TASK PROMPT:
If a line in the entries below holds the string "image", copy it.

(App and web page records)

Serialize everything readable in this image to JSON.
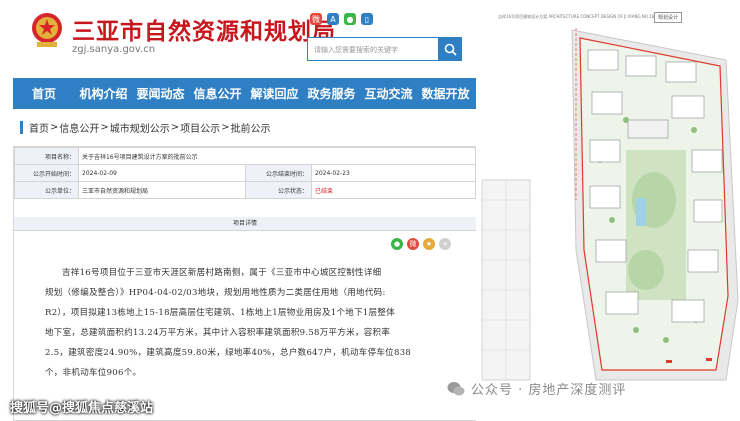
{
  "site": {
    "title": "三亚市自然资源和规划局",
    "url": "zgj.sanya.gov.cn",
    "search_placeholder": "请输入您需要搜索的关键字",
    "header_icons": [
      "weibo-icon",
      "app-icon",
      "wechat-icon",
      "mobile-icon"
    ],
    "accent_color": "#2f7fc4",
    "title_color": "#c8161d"
  },
  "nav": {
    "items": [
      "首页",
      "机构介绍",
      "要闻动态",
      "信息公开",
      "解读回应",
      "政务服务",
      "互动交流",
      "数据开放"
    ]
  },
  "breadcrumb": [
    "首页",
    "信息公开",
    "城市规划公示",
    "项目公示",
    "批前公示"
  ],
  "notice": {
    "project_name_label": "项目名称：",
    "project_name": "关于吉祥16号项目建筑设计方案的批前公示",
    "start_date_label": "公示开始时间：",
    "start_date": "2024-02-09",
    "end_date_label": "公示结束时间：",
    "end_date": "2024-02-23",
    "unit_label": "公示单位：",
    "unit": "三亚市自然资源和规划局",
    "status_label": "公示状态：",
    "status": "已结束",
    "detail_header": "项目详情",
    "paragraph_lines": [
      "吉祥16号项目位于三亚市天涯区新居村路南侧，属于《三亚市中心城区控制性详细",
      "规划（修编及整合）》HP04-04-02/03地块，规划用地性质为二类居住用地（用地代码:",
      "R2），项目拟建13栋地上15-18层高层住宅建筑、1栋地上1层物业用房及1个地下1层整体",
      "地下室，总建筑面积约13.24万平方米，其中计入容积率建筑面积9.58万平方米，容积率",
      "2.5，建筑密度24.90%，建筑高度59.80米，绿地率40%，总户数647户，机动车停车位838",
      "个，非机动车位906个。"
    ]
  },
  "plan": {
    "title": "吉祥16号项目建筑设计方案 ARCHITECTURE CONCEPT DESIGN OF JI XIANG NO.16",
    "label": "规划设计"
  },
  "watermarks": {
    "left": "搜狐号@搜狐焦点慈溪站",
    "right": "公众号 · 房地产深度测评"
  }
}
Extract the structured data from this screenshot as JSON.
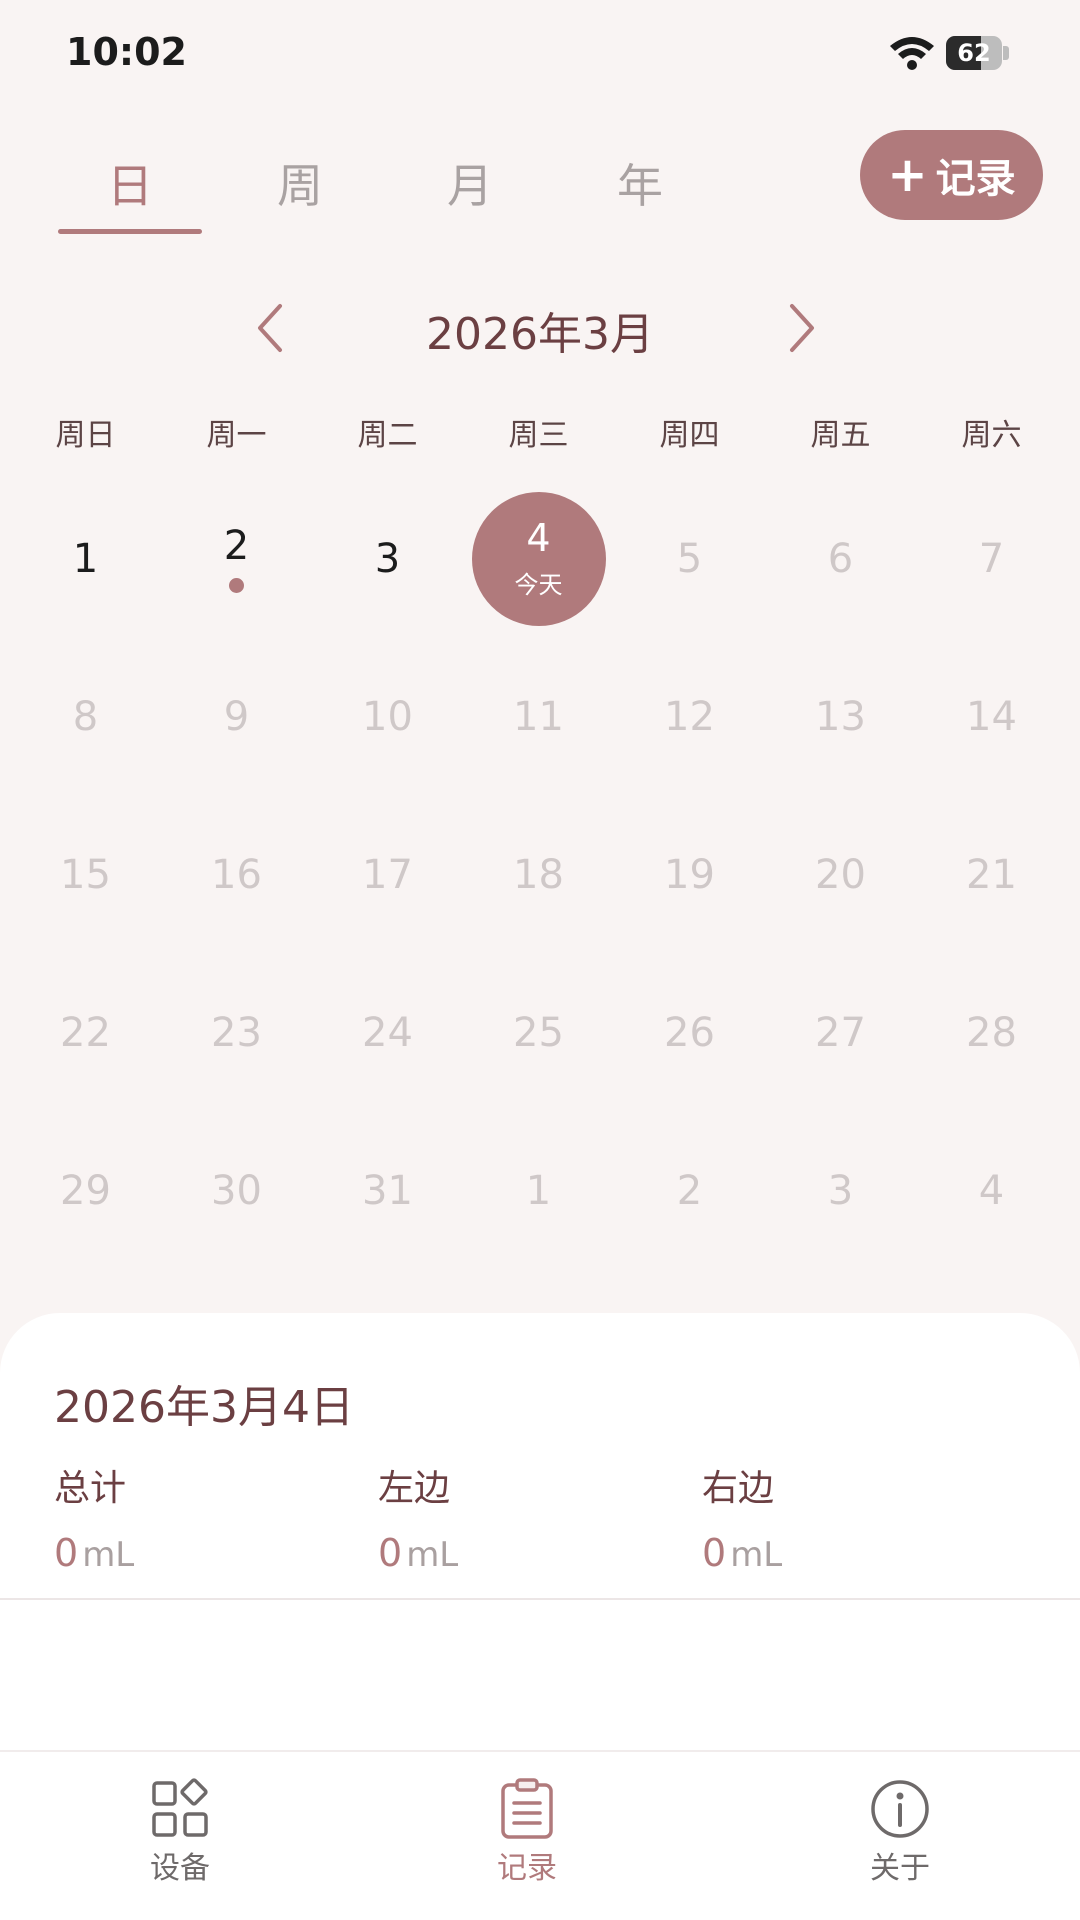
{
  "status_bar": {
    "time": "10:02",
    "battery_percent": 62,
    "battery_text": "62",
    "icons": [
      "wifi-icon",
      "battery-icon"
    ]
  },
  "tabs": [
    {
      "label": "日",
      "active": true
    },
    {
      "label": "周",
      "active": false
    },
    {
      "label": "月",
      "active": false
    },
    {
      "label": "年",
      "active": false
    }
  ],
  "record_button": {
    "icon": "plus-icon",
    "plus": "+",
    "label": "记录"
  },
  "calendar": {
    "month_title": "2026年3月",
    "weekdays": [
      "周日",
      "周一",
      "周二",
      "周三",
      "周四",
      "周五",
      "周六"
    ],
    "weeks": [
      [
        {
          "d": "1",
          "state": "past"
        },
        {
          "d": "2",
          "state": "past",
          "dot": true
        },
        {
          "d": "3",
          "state": "past"
        },
        {
          "d": "4",
          "state": "today",
          "label": "今天"
        },
        {
          "d": "5",
          "state": "future"
        },
        {
          "d": "6",
          "state": "future"
        },
        {
          "d": "7",
          "state": "future"
        }
      ],
      [
        {
          "d": "8",
          "state": "future"
        },
        {
          "d": "9",
          "state": "future"
        },
        {
          "d": "10",
          "state": "future"
        },
        {
          "d": "11",
          "state": "future"
        },
        {
          "d": "12",
          "state": "future"
        },
        {
          "d": "13",
          "state": "future"
        },
        {
          "d": "14",
          "state": "future"
        }
      ],
      [
        {
          "d": "15",
          "state": "future"
        },
        {
          "d": "16",
          "state": "future"
        },
        {
          "d": "17",
          "state": "future"
        },
        {
          "d": "18",
          "state": "future"
        },
        {
          "d": "19",
          "state": "future"
        },
        {
          "d": "20",
          "state": "future"
        },
        {
          "d": "21",
          "state": "future"
        }
      ],
      [
        {
          "d": "22",
          "state": "future"
        },
        {
          "d": "23",
          "state": "future"
        },
        {
          "d": "24",
          "state": "future"
        },
        {
          "d": "25",
          "state": "future"
        },
        {
          "d": "26",
          "state": "future"
        },
        {
          "d": "27",
          "state": "future"
        },
        {
          "d": "28",
          "state": "future"
        }
      ],
      [
        {
          "d": "29",
          "state": "future"
        },
        {
          "d": "30",
          "state": "future"
        },
        {
          "d": "31",
          "state": "future"
        },
        {
          "d": "1",
          "state": "future"
        },
        {
          "d": "2",
          "state": "future"
        },
        {
          "d": "3",
          "state": "future"
        },
        {
          "d": "4",
          "state": "future"
        }
      ]
    ]
  },
  "summary": {
    "date": "2026年3月4日",
    "stats": [
      {
        "label": "总计",
        "value": "0",
        "unit": "mL"
      },
      {
        "label": "左边",
        "value": "0",
        "unit": "mL"
      },
      {
        "label": "右边",
        "value": "0",
        "unit": "mL"
      }
    ]
  },
  "bottom_nav": [
    {
      "label": "设备",
      "icon": "device-grid-icon",
      "active": false
    },
    {
      "label": "记录",
      "icon": "clipboard-list-icon",
      "active": true
    },
    {
      "label": "关于",
      "icon": "info-icon",
      "active": false
    }
  ],
  "colors": {
    "accent": "#b07a7c",
    "title": "#6b3f42",
    "background": "#f9f4f3",
    "muted_day": "#cfc8c8"
  }
}
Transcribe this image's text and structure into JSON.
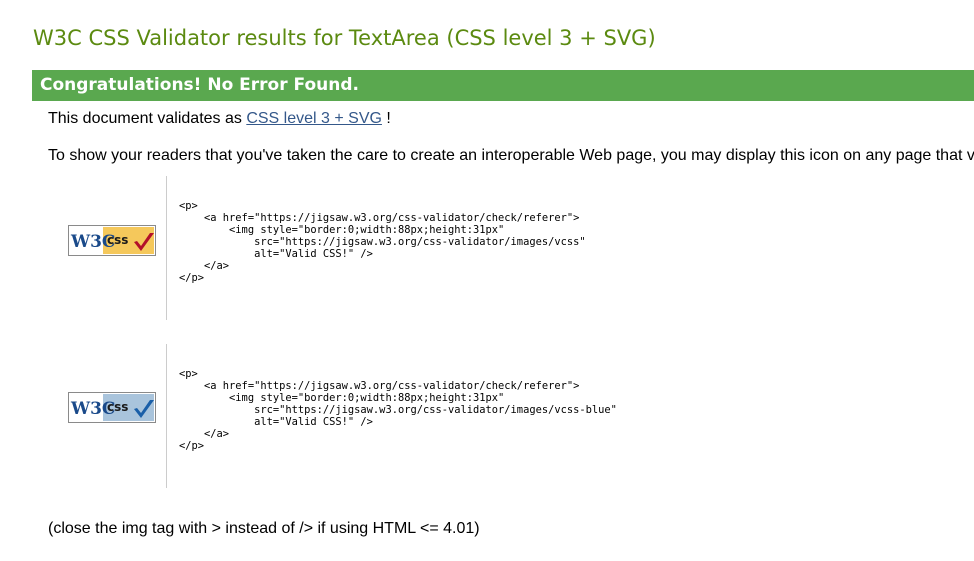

RESULT OF THE EXERCISE:
Serialize everything readable in this image to JSON.
Transcribe this image's text and structure into JSON.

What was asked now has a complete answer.